The problem:
Set down each line of the material that follows exactly, and leave its pictures out.

Data for this task:
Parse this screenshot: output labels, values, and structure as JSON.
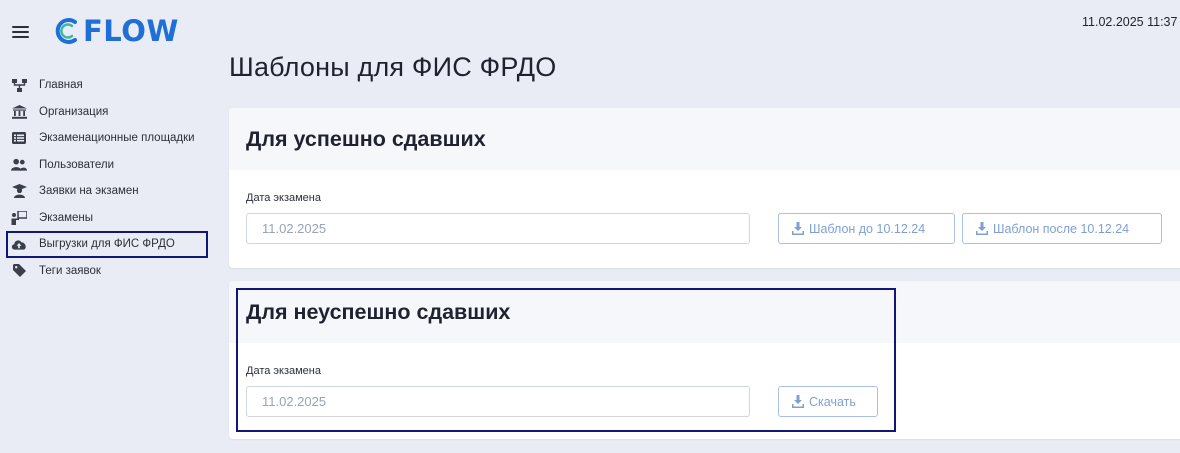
{
  "header": {
    "datetime": "11.02.2025 11:37"
  },
  "brand": {
    "name": "FLOW",
    "accent": "#1f6fd6"
  },
  "sidebar": {
    "items": [
      {
        "label": "Главная",
        "icon": "network-icon"
      },
      {
        "label": "Организация",
        "icon": "bank-icon"
      },
      {
        "label": "Экзаменационные площадки",
        "icon": "list-icon"
      },
      {
        "label": "Пользователи",
        "icon": "users-icon"
      },
      {
        "label": "Заявки на экзамен",
        "icon": "graduate-icon"
      },
      {
        "label": "Экзамены",
        "icon": "presenter-icon"
      },
      {
        "label": "Выгрузки для ФИС ФРДО",
        "icon": "cloud-upload-icon",
        "active": true
      },
      {
        "label": "Теги заявок",
        "icon": "tag-icon"
      }
    ]
  },
  "main": {
    "title": "Шаблоны для ФИС ФРДО",
    "passed": {
      "title": "Для успешно сдавших",
      "date_label": "Дата экзамена",
      "date_value": "11.02.2025",
      "btn_before": "Шаблон до 10.12.24",
      "btn_after": "Шаблон после 10.12.24"
    },
    "failed": {
      "title": "Для неуспешно сдавших",
      "date_label": "Дата экзамена",
      "date_value": "11.02.2025",
      "btn_download": "Скачать"
    }
  },
  "colors": {
    "highlight": "#101779",
    "button_text": "#7f9fd4"
  }
}
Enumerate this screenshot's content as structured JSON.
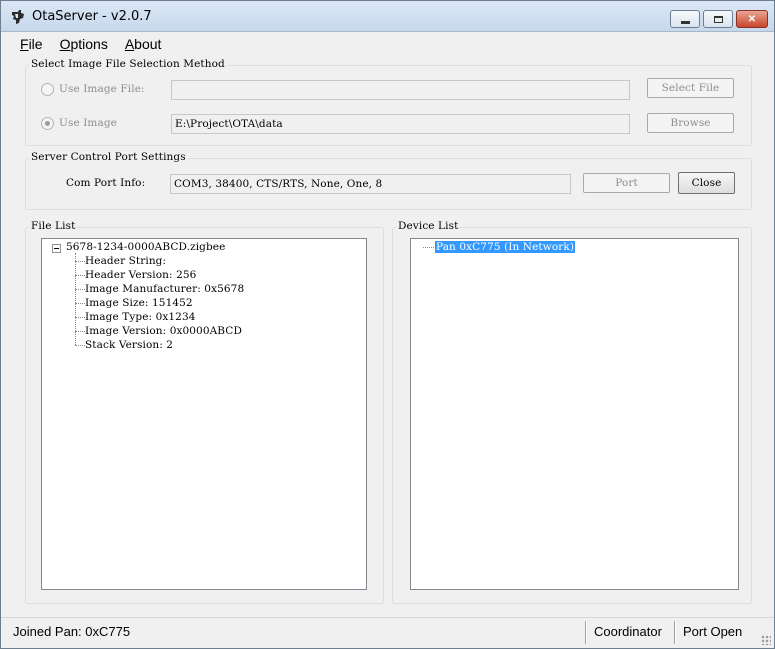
{
  "window": {
    "title": "OtaServer - v2.0.7"
  },
  "menu": [
    {
      "label": "File"
    },
    {
      "label": "Options"
    },
    {
      "label": "About"
    }
  ],
  "image_group": {
    "title": "Select Image File Selection Method",
    "use_image_file_label": "Use Image File:",
    "use_image_file_value": "",
    "use_image_label": "Use Image",
    "use_image_value": "E:\\Project\\OTA\\data",
    "select_file_button": "Select File",
    "browse_button": "Browse"
  },
  "port_group": {
    "title": "Server Control Port Settings",
    "com_port_label": "Com Port Info:",
    "com_port_value": "COM3, 38400, CTS/RTS, None, One, 8",
    "port_button": "Port",
    "close_button": "Close"
  },
  "file_list": {
    "title": "File List",
    "root": "5678-1234-0000ABCD.zigbee",
    "children": [
      "Header String:",
      "Header Version: 256",
      "Image Manufacturer: 0x5678",
      "Image Size: 151452",
      "Image Type: 0x1234",
      "Image Version: 0x0000ABCD",
      "Stack Version: 2"
    ]
  },
  "device_list": {
    "title": "Device List",
    "items": [
      "Pan 0xC775 (In Network)"
    ]
  },
  "status": {
    "joined": "Joined Pan: 0xC775",
    "role": "Coordinator",
    "port_state": "Port Open"
  }
}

Answer to the exercise:
Parse this screenshot: output labels, values, and structure as JSON.
{
  "header": {
    "datetime": "11.02.2025 11:37"
  },
  "brand": {
    "name": "FLOW",
    "accent": "#1f6fd6"
  },
  "sidebar": {
    "items": [
      {
        "label": "Главная",
        "icon": "network-icon"
      },
      {
        "label": "Организация",
        "icon": "bank-icon"
      },
      {
        "label": "Экзаменационные площадки",
        "icon": "list-icon"
      },
      {
        "label": "Пользователи",
        "icon": "users-icon"
      },
      {
        "label": "Заявки на экзамен",
        "icon": "graduate-icon"
      },
      {
        "label": "Экзамены",
        "icon": "presenter-icon"
      },
      {
        "label": "Выгрузки для ФИС ФРДО",
        "icon": "cloud-upload-icon",
        "active": true
      },
      {
        "label": "Теги заявок",
        "icon": "tag-icon"
      }
    ]
  },
  "main": {
    "title": "Шаблоны для ФИС ФРДО",
    "passed": {
      "title": "Для успешно сдавших",
      "date_label": "Дата экзамена",
      "date_value": "11.02.2025",
      "btn_before": "Шаблон до 10.12.24",
      "btn_after": "Шаблон после 10.12.24"
    },
    "failed": {
      "title": "Для неуспешно сдавших",
      "date_label": "Дата экзамена",
      "date_value": "11.02.2025",
      "btn_download": "Скачать"
    }
  },
  "colors": {
    "highlight": "#101779",
    "button_text": "#7f9fd4"
  }
}
Enumerate this screenshot's content as structured JSON.
{
  "window": {
    "title": "OtaServer - v2.0.7"
  },
  "menu": [
    {
      "label": "File"
    },
    {
      "label": "Options"
    },
    {
      "label": "About"
    }
  ],
  "image_group": {
    "title": "Select Image File Selection Method",
    "use_image_file_label": "Use Image File:",
    "use_image_file_value": "",
    "use_image_label": "Use Image",
    "use_image_value": "E:\\Project\\OTA\\data",
    "select_file_button": "Select File",
    "browse_button": "Browse"
  },
  "port_group": {
    "title": "Server Control Port Settings",
    "com_port_label": "Com Port Info:",
    "com_port_value": "COM3, 38400, CTS/RTS, None, One, 8",
    "port_button": "Port",
    "close_button": "Close"
  },
  "file_list": {
    "title": "File List",
    "root": "5678-1234-0000ABCD.zigbee",
    "children": [
      "Header String:",
      "Header Version: 256",
      "Image Manufacturer: 0x5678",
      "Image Size: 151452",
      "Image Type: 0x1234",
      "Image Version: 0x0000ABCD",
      "Stack Version: 2"
    ]
  },
  "device_list": {
    "title": "Device List",
    "items": [
      "Pan 0xC775 (In Network)"
    ]
  },
  "status": {
    "joined": "Joined Pan: 0xC775",
    "role": "Coordinator",
    "port_state": "Port Open"
  }
}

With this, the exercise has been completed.